Various types of data can be mapped onto the default global map, changing the colors, opacity and width of any node or edge. In addition, iPath provides a set of pre-computed metabolic pathway maps for various species and taxnonomic classes. All maps in iPath can be easily converted to various graphical formats.
Text mining tools
MATADOR: Manually Annotated Targets and Drugs Online Resource
MATADOR is a resource for protein-chemical interactions. It differs from other resources such as DrugBank in its inclusion of as many direct and indirect interactions as we could find. In contrast, DrugBank usually contains only the main mode of interaction. The manually annotated list of direct (binding) and indirect interactions between proteins and chemicals was assembled by automated text-mining followed by manual curation. Each interaction contains links to PubMed abstracts or OMIM entries that were used to deduce the interaction. (These articles are not necessarily useful review articles.) Indirect interactions are caused by many different mechanisms. For example, binding a metabolite of a drug as well as changes in gene expression fall under that category. In order to capture as many interactions as possible, all the different mechanisms are grouped together. You as the user can decide if you rather trust only the direct interactions (with a known mechanism) or also indirect interactions.
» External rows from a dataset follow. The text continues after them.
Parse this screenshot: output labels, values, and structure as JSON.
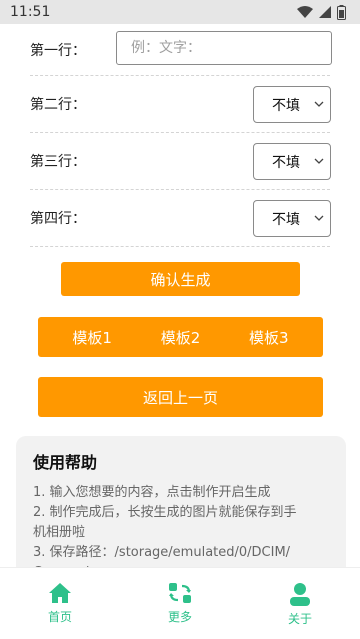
{
  "status_bar": {
    "time": "11:51",
    "icons": [
      "wifi-icon",
      "signal-icon",
      "battery-icon"
    ]
  },
  "form": {
    "rows": [
      {
        "label": "第一行：",
        "placeholder": "例：文字："
      },
      {
        "label": "第二行：",
        "value": "不填"
      },
      {
        "label": "第三行：",
        "value": "不填"
      },
      {
        "label": "第四行：",
        "value": "不填"
      }
    ]
  },
  "actions": {
    "confirm": "确认生成",
    "templates": [
      "模板1",
      "模板2",
      "模板3"
    ],
    "back": "返回上一页"
  },
  "help": {
    "title": "使用帮助",
    "lines": [
      "1. 输入您想要的内容，点击制作开启生成",
      "2. 制作完成后，长按生成的图片就能保存到手",
      "机相册啦",
      "3. 保存路径：/storage/emulated/0/DCIM/",
      "Camera/"
    ]
  },
  "bottom_nav": [
    {
      "label": "首页",
      "icon": "home-icon"
    },
    {
      "label": "更多",
      "icon": "more-icon"
    },
    {
      "label": "关于",
      "icon": "user-icon"
    }
  ],
  "colors": {
    "accent": "#ff9800",
    "nav": "#2ec08a"
  }
}
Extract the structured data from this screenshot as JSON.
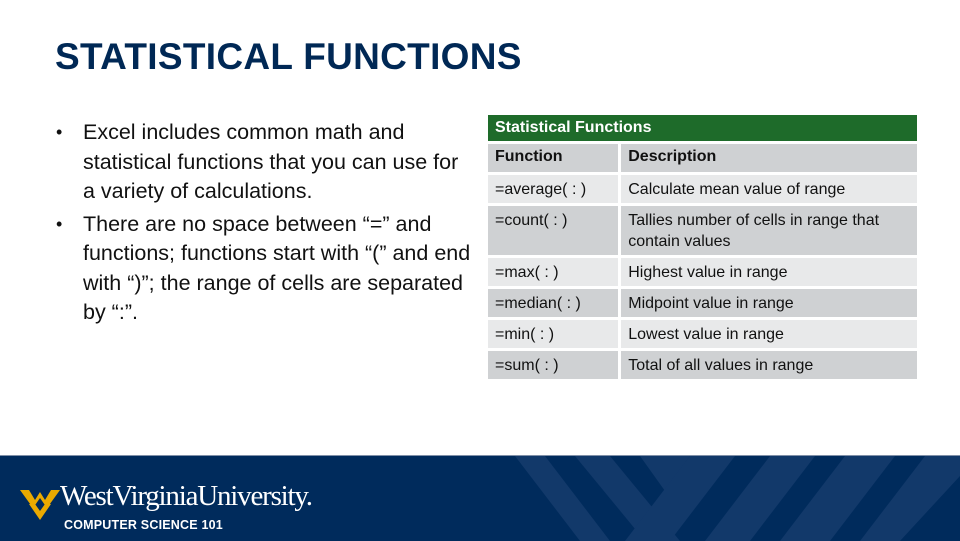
{
  "slide": {
    "title": "STATISTICAL FUNCTIONS",
    "bullets": [
      "Excel includes common math and statistical functions that you can use for a variety of calculations.",
      "There are no space between “=” and functions; functions start with “(” and end with “)”; the range of cells are separated by “:”."
    ],
    "bullet_glyph": "•"
  },
  "table": {
    "caption": "Statistical Functions",
    "headers": [
      "Function",
      "Description"
    ],
    "rows": [
      {
        "function": "=average( : )",
        "description": "Calculate mean value of range"
      },
      {
        "function": "=count( : )",
        "description": "Tallies number of cells in range that contain values"
      },
      {
        "function": "=max( : )",
        "description": "Highest value in range"
      },
      {
        "function": "=median( : )",
        "description": "Midpoint value in range"
      },
      {
        "function": "=min( : )",
        "description": "Lowest value in range"
      },
      {
        "function": "=sum( : )",
        "description": "Total of all values in range"
      }
    ]
  },
  "footer": {
    "university": "WestVirginiaUniversity.",
    "course": "COMPUTER SCIENCE 101",
    "logo_icon": "flying-wv-logo-icon"
  },
  "colors": {
    "title": "#002855",
    "table_caption_bg": "#1e6b2a",
    "row_dark": "#cfd1d3",
    "row_light": "#e8e9ea",
    "footer_bg": "#002b5c",
    "logo_gold": "#eaaa00"
  }
}
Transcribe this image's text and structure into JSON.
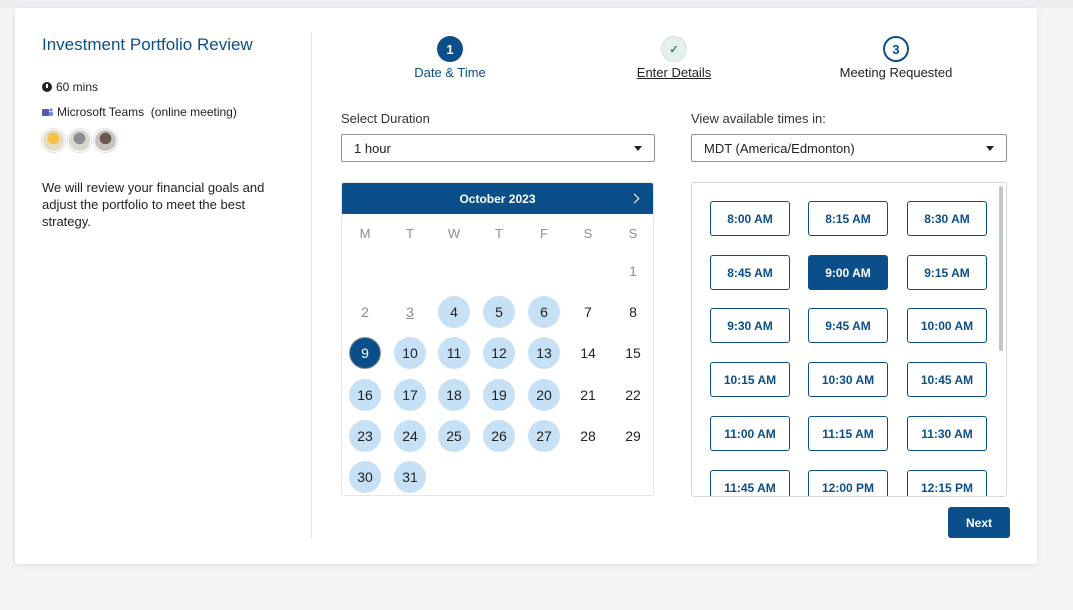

SIDER: Side Effect Resource
The SIDER Side Effect Resource (sideeffects.embl.de) represents an effort to aggregate dispersed public information on side effects.
SIDER contains information on marketed medicines and their recorded adverse drug reactions. The information is extracted from public documents and package inserts. The available information include side effect frequency, drug and side effect classifications as well as links to further information, for example drug-target relations.
Phylogenetic tree annotation
iTOL: Interactive Tree Of Life
Interactive Tree Of Life is web-based tool (itol.embl.de) for the display and manipulation of phylogenetic trees. It provides most of the features available in other tree viewers, and offers a novel circular tree layout, which makes it easy to visualize mid-sized tree (up to several thousand leaves). Trees can be exported to several graphical formats, both bitmap and vector based.
iTOL is one of the first viewers which can annotate the trees with various types of additional data. Many dataset types are supported, from simple and stacked bar charts to pie-charts, animated time-series and protein domains. Additional dataset types and display options can be developed according to your needs.